I’ve been hiding from most people these days.
Not from the usual retreat into my hermitage as I’m generally wont to do – oh no. I’ve become somewhat of a pariah.
Here’s the thing – I didn’t like Avatar.
Maybe you’ve heard of it? From the man that gave us the 90’s cutting edge Terminator 2, Avatar is James Cameron’s latest technological magnum opus.
I should pause here, in case you haven’t seen the film, and as they say on the Internets: Spoiler Alert!
Is it a pretty movie? Absolutely. This film is the next step in modern 3-D. Admittedly, there is some delight to be had flapping your hands at floating blossoms hovering in an alien landscape.
Plus, when you get down to brass tacks, I’m a sucker for advances in technology. So if the movie studios want to crank out some three dimensions, I’m all for it.
Unfortunately for Mr. Cameron, I judge a film not just on the pretty pictures, but also the storytelling, characters and acting. (I guess I’m a little koo-koo that way.)
All of those qualities were non-existent in Avatar.
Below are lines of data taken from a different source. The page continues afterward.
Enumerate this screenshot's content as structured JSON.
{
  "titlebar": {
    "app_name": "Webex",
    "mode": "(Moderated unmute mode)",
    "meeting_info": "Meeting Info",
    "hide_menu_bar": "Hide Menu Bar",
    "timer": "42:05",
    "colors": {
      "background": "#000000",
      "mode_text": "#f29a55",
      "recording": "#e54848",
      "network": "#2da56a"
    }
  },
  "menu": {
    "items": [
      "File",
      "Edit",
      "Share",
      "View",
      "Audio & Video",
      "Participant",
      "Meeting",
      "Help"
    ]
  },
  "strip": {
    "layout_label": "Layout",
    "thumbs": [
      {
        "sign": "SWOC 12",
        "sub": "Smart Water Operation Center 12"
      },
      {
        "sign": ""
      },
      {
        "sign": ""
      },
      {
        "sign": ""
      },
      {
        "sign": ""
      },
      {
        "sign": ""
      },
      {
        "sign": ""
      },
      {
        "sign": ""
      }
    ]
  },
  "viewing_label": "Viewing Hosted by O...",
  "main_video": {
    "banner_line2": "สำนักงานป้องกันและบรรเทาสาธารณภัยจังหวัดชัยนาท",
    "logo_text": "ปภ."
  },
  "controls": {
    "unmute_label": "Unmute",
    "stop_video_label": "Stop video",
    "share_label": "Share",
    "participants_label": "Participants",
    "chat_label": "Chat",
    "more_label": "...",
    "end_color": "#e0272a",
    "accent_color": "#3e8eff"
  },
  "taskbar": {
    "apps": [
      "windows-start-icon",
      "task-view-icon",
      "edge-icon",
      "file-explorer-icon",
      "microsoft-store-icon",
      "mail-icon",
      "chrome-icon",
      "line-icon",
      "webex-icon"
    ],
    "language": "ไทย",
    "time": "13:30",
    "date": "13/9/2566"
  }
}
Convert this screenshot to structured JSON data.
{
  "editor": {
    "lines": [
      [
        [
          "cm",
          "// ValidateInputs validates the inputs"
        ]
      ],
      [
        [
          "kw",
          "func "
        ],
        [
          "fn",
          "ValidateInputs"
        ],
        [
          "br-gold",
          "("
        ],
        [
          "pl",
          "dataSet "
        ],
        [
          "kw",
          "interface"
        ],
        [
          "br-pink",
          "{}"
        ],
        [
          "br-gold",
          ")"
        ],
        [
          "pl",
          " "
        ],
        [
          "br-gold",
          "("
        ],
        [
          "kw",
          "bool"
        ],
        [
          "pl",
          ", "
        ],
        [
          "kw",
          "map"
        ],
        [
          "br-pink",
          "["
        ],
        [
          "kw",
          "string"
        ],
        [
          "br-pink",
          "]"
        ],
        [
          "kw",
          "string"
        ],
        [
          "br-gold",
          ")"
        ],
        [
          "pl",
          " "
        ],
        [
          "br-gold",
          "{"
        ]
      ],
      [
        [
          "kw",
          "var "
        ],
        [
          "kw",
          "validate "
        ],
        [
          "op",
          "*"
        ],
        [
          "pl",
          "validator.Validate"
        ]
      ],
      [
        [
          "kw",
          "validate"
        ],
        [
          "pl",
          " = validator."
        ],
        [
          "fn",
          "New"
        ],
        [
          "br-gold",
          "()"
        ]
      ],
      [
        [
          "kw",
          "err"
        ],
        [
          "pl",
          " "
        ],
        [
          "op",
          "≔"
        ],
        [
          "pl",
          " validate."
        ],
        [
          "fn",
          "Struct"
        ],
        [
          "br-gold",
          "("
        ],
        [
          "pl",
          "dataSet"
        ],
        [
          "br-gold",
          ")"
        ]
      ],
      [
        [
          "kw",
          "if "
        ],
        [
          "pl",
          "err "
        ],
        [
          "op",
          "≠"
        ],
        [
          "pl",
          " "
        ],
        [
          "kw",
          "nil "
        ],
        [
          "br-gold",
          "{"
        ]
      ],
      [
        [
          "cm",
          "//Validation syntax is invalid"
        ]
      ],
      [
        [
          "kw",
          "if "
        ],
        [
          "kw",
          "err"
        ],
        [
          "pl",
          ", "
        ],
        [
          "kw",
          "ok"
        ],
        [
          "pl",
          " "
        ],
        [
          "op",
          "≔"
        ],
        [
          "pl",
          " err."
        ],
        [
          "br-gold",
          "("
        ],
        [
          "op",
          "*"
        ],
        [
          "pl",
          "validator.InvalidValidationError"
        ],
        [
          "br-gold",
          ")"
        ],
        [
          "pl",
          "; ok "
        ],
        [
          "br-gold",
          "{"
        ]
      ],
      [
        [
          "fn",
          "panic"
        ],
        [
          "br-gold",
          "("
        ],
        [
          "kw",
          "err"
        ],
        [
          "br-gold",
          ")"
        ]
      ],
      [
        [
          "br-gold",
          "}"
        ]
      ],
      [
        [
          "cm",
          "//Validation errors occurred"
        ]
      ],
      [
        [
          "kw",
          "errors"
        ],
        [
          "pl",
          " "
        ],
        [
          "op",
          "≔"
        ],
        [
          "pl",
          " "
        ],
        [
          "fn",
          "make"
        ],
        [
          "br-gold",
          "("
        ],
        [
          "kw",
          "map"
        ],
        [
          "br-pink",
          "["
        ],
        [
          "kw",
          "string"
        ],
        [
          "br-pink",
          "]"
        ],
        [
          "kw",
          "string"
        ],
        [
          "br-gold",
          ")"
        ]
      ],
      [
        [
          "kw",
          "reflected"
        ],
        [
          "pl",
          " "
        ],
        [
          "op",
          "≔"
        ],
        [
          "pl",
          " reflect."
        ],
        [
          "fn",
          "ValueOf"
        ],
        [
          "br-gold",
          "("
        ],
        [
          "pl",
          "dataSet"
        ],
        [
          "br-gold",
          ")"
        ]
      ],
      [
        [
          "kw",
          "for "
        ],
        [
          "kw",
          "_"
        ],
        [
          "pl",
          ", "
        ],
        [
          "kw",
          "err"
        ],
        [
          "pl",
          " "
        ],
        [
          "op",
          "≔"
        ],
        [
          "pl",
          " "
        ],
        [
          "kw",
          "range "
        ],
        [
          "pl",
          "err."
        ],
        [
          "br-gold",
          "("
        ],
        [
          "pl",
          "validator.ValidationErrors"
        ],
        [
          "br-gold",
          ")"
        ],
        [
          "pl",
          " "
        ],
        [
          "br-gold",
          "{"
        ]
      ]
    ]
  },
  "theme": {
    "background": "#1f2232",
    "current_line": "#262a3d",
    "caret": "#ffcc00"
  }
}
Plus, the themes explored in Avatar had already been covered very recently. And in a far more thought-provoking and intelligent way at that.
(District 9, anyone?)
The only thing missing to make Avatar, “Fern Gully in space” was a wacky bat.
When I try to explain this to people, I’m on the receiving end of many a hairy eyeball, with exclamations of: “Just enjoy it for what it was!” or “It’s mindless entertainment!” and my personal favourite: “But the CGI is amazing!”
I can only repeat this so many times: “Pretty pictures do not a film make!”
We’ve been suckered down this “latest advancements in computer generated imagery” road before. Allow me to summarize this point in two words: Jar-Jar Binks.
So now, because I have the gall to enjoy film based on all its creative angles, I get pegged as a cynic.
To be perfectly honest, as an audience member — for whatever type of entertainment — I hop into that seat with good expectations. I was the one who made the conscious choice to check that something out. I spent the money. My plan was to be entertained. We’re talking about the best of intentions here – really!
So, if I walk out not liking it, I feel completely fine with bitching about it.
I actually can’t get back the hours I spent watching The Phantom Menace, but I can sure vent my frustrations in lieu of a refund.
This is the fun in consuming any creative work. Art’s inherent subjectivity is what lends to some of the best conversation … or so I’d like to think.
And if it makes any difference to the new James Cameron fans, I will always have a soft spot in my heart for Aliens.
Can I come outside now?